Male violence at the highest levels of government has been tolerated for a very long time. Unfortunately for these men, women are no longer quite so willing to keep their mouths shut about it as they once were. This means that even voters who don’t really care about male politicians assaulting women know that on some level they should care, which is why so many double down on frantic excuses.
Because male experiences and standards of judgment are taken as neutral, and men tend to be in charge of determining what information is collected and how it is analyzed, data about women is often not disaggregated—or even collected at all. This can have serious consequences.
If Dr. Ford had behaved like Judge Brett Kavanaugh, she would have been dismissed as a liar and a crazy lady. Imagine if she had talked about how much she liked beer some 30 times. Imagine if she had displayed anger, hostility, arrogance, boasted about having gone to Yale, cried self-pitying tears, and thrown questions back in the senators’ faces, asking them if they ever had blackouts. Imagine if her high-school yearbook page were full of sexual slang and drinking innuendoes obvious to anyone who had ever been a teenager, and she had explained them away with obvious falsehoods. We would have said, well, that is exactly the kind of girl who was asking for it then and is lying now.

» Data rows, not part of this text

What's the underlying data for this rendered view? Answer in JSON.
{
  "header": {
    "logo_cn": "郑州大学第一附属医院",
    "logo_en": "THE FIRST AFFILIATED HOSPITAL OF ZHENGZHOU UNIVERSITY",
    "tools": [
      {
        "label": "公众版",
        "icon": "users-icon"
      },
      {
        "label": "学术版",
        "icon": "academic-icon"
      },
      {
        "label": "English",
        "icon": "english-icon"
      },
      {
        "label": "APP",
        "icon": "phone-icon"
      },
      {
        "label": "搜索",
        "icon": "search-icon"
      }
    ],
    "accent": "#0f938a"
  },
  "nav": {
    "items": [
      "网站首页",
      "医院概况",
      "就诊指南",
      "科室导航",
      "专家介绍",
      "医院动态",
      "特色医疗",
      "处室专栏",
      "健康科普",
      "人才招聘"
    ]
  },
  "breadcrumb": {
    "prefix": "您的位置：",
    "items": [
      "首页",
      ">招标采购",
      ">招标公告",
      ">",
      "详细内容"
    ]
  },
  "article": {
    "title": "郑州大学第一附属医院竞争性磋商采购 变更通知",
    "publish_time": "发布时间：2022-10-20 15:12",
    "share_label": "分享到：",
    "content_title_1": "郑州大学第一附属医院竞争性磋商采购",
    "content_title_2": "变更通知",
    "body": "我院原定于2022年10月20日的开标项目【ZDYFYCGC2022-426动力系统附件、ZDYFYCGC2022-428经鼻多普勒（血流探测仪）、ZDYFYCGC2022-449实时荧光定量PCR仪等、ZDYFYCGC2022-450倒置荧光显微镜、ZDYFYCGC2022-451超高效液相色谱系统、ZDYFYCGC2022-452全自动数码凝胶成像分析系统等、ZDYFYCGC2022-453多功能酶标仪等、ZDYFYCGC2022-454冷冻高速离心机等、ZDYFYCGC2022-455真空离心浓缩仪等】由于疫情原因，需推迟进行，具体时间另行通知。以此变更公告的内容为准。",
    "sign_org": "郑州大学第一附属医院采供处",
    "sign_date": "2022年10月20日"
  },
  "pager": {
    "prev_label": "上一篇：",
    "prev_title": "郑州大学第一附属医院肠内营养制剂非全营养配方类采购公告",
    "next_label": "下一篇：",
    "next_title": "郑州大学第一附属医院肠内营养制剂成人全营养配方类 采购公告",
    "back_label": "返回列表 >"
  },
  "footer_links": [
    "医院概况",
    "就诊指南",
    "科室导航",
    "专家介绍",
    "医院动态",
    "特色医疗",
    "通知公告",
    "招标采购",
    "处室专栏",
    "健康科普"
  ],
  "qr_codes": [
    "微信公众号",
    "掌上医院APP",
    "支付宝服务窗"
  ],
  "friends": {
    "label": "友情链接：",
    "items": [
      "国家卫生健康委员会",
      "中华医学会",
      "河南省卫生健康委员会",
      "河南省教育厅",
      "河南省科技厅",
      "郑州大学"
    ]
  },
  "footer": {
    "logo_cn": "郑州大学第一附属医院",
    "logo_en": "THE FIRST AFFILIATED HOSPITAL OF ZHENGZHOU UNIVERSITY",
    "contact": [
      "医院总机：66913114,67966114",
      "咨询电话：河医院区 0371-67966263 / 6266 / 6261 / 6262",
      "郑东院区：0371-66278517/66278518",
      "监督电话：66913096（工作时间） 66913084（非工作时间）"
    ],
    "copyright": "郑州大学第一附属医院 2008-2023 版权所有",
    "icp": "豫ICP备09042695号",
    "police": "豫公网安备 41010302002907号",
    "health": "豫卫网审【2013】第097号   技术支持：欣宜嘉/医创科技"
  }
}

"So that idea of tying ideas about femininity, womanhood, and reproduction to a kind of modern athleticism that wasn’t rooted in competition—because that would just be too much for women—but certainly in exercise. But then you also have a group of folks who are seeing athletics as an avenue for race pride and expression: seeing it as a place where black people can assert their dominance. So especially when black women find themselves in competition with white women… This is the place where we can refute our supposed inferiority."